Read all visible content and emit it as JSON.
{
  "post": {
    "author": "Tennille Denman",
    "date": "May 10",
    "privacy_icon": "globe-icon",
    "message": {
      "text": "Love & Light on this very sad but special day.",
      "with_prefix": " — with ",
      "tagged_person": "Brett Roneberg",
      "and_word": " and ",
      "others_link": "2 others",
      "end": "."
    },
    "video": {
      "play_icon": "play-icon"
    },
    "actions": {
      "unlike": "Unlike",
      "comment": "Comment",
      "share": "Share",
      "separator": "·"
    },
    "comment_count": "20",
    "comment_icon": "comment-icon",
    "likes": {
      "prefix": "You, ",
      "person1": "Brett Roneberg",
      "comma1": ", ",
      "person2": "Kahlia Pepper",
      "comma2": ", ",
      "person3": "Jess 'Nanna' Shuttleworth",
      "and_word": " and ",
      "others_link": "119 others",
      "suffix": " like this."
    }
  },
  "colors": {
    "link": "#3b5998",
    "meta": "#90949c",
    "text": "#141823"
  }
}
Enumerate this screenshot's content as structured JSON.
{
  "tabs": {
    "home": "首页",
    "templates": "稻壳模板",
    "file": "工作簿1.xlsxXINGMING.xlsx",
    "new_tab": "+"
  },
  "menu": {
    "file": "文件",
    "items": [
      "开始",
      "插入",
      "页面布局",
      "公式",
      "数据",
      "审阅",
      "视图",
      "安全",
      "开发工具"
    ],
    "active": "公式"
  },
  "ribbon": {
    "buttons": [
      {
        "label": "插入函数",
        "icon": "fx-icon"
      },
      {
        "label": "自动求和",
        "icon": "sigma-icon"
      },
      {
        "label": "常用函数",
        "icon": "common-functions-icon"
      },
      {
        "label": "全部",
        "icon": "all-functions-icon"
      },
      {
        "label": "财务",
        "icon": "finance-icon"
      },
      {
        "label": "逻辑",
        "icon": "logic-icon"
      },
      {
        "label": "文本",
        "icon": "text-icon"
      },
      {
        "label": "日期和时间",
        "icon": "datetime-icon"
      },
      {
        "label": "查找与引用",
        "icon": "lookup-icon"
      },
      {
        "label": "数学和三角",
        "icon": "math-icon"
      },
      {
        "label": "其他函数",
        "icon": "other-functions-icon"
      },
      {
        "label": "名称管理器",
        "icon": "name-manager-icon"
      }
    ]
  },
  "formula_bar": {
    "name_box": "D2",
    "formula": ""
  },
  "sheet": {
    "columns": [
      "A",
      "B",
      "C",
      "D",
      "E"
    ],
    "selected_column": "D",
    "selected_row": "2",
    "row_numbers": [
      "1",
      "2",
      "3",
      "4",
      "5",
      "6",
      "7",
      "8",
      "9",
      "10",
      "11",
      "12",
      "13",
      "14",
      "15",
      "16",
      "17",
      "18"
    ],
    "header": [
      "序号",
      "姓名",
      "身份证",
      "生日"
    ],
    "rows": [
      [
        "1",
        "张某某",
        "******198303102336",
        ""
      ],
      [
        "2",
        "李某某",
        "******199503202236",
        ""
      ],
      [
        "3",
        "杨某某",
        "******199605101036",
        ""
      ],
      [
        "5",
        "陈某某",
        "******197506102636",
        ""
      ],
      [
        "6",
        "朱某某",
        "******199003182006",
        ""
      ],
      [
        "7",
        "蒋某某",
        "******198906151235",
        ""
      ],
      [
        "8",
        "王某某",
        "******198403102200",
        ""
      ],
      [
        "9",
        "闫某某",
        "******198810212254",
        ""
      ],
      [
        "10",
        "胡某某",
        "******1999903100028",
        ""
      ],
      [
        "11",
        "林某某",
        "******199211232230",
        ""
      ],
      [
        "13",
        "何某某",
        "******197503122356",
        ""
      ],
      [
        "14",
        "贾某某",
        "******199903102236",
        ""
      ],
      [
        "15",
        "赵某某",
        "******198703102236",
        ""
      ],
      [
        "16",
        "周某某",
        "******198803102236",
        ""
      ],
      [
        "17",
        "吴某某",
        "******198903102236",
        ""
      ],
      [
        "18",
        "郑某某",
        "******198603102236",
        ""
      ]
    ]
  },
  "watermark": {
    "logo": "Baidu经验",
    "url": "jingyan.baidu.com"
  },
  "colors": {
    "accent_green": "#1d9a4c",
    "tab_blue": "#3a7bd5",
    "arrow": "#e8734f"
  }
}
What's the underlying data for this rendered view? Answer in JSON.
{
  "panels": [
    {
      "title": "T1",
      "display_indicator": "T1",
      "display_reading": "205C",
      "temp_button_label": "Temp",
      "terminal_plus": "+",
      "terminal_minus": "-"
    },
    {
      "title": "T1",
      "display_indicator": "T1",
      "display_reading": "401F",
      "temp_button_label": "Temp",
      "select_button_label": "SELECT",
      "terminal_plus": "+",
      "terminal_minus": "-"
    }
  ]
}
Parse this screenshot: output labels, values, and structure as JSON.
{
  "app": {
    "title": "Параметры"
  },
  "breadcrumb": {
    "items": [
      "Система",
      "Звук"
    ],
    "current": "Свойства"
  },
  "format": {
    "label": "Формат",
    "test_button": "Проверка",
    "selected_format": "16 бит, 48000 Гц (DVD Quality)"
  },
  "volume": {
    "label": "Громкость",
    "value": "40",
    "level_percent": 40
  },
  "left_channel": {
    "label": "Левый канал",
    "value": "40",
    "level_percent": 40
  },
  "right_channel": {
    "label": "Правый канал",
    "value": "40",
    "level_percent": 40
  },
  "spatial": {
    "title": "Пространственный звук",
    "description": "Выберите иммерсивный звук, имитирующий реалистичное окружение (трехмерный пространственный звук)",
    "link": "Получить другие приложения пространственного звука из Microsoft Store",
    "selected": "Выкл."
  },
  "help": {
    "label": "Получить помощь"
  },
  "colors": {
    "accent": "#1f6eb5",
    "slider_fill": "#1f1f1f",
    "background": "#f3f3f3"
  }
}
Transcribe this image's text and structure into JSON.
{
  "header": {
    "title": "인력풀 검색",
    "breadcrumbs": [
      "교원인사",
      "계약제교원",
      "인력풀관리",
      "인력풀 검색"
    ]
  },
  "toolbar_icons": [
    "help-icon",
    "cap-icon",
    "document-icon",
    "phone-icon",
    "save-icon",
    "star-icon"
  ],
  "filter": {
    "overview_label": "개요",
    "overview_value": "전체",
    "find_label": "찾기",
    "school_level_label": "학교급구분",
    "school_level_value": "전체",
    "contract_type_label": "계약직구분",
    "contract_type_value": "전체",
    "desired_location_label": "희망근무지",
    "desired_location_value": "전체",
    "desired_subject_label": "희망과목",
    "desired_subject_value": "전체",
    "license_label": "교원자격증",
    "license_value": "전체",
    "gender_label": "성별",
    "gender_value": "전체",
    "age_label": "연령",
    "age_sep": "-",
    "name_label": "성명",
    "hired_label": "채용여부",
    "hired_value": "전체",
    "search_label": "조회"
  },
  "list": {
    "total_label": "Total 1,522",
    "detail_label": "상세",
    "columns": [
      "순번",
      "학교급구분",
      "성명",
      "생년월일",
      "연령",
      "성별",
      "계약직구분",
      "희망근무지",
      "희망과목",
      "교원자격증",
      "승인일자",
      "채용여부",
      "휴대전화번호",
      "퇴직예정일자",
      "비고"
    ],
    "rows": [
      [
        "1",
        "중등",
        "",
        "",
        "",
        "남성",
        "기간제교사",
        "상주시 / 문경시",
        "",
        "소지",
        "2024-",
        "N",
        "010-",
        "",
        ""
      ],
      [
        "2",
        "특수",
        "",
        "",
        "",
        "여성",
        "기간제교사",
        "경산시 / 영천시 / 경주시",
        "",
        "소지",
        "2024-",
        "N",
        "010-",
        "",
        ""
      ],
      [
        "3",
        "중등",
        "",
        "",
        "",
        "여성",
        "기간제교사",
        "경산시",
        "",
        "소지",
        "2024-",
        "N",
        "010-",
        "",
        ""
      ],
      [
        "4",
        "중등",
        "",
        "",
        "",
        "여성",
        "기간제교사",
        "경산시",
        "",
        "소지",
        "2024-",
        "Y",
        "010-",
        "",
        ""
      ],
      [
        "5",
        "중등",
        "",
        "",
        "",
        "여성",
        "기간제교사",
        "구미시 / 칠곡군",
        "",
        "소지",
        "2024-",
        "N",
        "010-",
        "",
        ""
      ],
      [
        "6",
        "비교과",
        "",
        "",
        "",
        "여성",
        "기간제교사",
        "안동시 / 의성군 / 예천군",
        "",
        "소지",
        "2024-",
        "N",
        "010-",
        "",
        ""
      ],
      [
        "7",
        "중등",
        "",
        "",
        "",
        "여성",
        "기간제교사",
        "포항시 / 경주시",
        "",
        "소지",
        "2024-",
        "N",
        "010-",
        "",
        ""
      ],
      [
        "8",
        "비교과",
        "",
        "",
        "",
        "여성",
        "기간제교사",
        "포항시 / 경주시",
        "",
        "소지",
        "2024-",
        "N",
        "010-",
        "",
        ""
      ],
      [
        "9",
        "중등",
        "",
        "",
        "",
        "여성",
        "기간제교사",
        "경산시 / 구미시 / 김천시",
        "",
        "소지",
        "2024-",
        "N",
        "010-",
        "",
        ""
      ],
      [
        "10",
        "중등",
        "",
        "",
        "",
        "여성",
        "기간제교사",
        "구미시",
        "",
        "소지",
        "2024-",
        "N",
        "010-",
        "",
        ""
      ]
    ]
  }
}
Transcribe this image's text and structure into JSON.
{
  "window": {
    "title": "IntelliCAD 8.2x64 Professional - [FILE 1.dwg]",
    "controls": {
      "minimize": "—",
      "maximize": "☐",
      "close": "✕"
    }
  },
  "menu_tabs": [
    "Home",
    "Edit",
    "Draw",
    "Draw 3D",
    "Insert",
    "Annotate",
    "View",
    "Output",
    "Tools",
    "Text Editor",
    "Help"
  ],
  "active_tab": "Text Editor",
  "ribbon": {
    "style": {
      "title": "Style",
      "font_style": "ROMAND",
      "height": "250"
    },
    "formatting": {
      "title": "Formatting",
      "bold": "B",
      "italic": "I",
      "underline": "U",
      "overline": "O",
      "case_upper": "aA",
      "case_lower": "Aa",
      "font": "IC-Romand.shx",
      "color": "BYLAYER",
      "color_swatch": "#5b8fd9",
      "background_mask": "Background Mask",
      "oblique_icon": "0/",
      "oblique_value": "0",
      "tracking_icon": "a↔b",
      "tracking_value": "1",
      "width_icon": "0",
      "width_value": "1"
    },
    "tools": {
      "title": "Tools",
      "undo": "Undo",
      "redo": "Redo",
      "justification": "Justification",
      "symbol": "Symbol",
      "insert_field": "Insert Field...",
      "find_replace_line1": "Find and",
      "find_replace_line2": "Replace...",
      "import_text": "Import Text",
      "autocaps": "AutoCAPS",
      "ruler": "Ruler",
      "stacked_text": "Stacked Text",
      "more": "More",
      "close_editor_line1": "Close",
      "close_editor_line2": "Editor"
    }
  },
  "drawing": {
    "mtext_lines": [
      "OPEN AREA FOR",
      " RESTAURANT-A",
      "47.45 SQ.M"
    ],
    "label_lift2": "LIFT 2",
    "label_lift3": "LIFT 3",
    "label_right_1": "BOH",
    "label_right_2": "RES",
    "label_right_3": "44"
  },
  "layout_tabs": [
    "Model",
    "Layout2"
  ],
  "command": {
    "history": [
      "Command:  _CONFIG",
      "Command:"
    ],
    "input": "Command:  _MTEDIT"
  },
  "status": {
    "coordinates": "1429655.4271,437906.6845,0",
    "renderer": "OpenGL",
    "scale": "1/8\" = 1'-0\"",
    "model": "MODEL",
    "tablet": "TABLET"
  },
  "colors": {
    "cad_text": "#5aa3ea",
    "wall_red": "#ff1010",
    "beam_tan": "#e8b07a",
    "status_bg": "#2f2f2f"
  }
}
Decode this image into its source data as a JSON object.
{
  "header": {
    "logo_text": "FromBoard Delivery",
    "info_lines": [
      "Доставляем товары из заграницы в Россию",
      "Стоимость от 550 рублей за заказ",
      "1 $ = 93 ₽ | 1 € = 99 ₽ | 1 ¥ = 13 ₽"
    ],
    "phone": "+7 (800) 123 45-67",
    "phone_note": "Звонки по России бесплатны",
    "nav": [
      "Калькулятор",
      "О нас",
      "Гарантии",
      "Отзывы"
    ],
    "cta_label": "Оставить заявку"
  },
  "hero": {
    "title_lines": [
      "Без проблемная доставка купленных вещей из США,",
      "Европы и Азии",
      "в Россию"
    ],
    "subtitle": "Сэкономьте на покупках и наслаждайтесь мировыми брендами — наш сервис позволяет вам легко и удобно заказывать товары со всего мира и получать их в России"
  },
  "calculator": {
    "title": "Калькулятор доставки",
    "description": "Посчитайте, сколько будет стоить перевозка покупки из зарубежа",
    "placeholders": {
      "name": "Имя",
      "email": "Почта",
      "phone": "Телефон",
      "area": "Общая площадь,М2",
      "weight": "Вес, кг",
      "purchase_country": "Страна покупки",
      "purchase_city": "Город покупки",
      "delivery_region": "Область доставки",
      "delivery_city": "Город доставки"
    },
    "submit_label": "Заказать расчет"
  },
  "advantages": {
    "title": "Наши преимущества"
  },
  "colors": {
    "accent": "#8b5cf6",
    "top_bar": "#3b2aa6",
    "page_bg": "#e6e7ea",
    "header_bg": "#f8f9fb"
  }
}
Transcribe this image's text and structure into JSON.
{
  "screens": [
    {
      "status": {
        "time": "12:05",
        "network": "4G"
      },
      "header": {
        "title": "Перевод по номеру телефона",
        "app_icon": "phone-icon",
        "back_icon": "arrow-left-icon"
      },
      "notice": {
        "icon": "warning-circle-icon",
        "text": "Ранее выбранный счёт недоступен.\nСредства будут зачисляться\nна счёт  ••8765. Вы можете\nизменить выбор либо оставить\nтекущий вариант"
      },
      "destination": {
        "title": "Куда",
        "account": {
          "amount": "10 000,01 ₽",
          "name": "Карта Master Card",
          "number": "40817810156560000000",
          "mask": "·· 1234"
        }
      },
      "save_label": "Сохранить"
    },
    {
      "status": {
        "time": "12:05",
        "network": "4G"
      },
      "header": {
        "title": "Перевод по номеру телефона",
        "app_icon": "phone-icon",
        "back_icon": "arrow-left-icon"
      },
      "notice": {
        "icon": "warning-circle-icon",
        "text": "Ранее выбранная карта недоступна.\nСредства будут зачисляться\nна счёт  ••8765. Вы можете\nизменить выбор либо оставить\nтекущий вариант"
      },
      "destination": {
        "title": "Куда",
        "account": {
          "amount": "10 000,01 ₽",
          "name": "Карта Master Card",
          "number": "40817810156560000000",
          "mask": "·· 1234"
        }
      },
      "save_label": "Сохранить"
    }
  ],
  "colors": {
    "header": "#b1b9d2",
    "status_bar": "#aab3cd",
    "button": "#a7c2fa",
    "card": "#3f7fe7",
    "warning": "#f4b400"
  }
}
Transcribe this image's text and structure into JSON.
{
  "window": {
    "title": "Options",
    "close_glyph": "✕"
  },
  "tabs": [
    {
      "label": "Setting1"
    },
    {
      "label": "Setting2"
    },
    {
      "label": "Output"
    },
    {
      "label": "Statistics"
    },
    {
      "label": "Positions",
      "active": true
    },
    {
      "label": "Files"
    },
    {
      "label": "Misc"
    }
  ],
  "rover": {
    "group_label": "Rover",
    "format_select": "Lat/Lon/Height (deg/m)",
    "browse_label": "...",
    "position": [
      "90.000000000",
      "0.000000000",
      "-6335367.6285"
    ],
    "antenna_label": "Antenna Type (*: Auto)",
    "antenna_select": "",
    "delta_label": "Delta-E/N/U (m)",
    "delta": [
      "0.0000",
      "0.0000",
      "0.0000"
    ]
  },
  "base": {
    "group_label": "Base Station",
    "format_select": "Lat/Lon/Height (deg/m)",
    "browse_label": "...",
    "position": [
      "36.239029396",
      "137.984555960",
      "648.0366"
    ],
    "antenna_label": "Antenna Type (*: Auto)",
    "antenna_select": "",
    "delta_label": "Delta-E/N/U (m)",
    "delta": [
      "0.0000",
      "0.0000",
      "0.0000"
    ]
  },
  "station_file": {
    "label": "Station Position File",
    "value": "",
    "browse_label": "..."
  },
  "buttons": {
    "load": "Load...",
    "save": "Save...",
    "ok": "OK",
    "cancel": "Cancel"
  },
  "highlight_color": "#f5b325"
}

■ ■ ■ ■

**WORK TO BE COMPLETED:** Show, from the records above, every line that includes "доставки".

**TASK OUTPUT:**
    "title": "Калькулятор доставки",
      "delivery_region": "Область доставки",
      "delivery_city": "Город доставки"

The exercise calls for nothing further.